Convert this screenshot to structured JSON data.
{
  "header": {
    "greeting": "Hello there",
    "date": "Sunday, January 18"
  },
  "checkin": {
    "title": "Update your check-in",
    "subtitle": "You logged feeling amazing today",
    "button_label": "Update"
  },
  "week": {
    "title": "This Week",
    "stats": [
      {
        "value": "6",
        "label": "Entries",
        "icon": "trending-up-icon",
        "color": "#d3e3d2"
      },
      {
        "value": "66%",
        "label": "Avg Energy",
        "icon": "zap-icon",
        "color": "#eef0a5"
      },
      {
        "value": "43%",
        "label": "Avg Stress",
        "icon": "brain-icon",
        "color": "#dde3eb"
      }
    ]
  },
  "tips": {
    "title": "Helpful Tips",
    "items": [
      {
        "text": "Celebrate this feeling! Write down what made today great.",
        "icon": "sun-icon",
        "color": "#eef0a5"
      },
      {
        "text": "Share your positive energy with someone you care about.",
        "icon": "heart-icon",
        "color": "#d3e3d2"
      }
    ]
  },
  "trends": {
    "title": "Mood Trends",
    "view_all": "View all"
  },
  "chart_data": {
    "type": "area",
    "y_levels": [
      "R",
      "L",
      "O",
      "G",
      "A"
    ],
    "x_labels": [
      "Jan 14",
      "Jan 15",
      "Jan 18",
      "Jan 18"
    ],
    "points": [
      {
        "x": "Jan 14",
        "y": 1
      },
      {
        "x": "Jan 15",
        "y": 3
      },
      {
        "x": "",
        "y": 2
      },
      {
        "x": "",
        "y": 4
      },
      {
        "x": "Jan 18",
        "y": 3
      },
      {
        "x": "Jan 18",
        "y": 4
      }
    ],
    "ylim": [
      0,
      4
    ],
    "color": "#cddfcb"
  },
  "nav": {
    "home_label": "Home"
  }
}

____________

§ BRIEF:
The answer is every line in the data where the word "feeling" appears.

§ RESPONSE TO THE TASK:
    "subtitle": "You logged feeling amazing today",
        "text": "Celebrate this feeling! Write down what made today great.",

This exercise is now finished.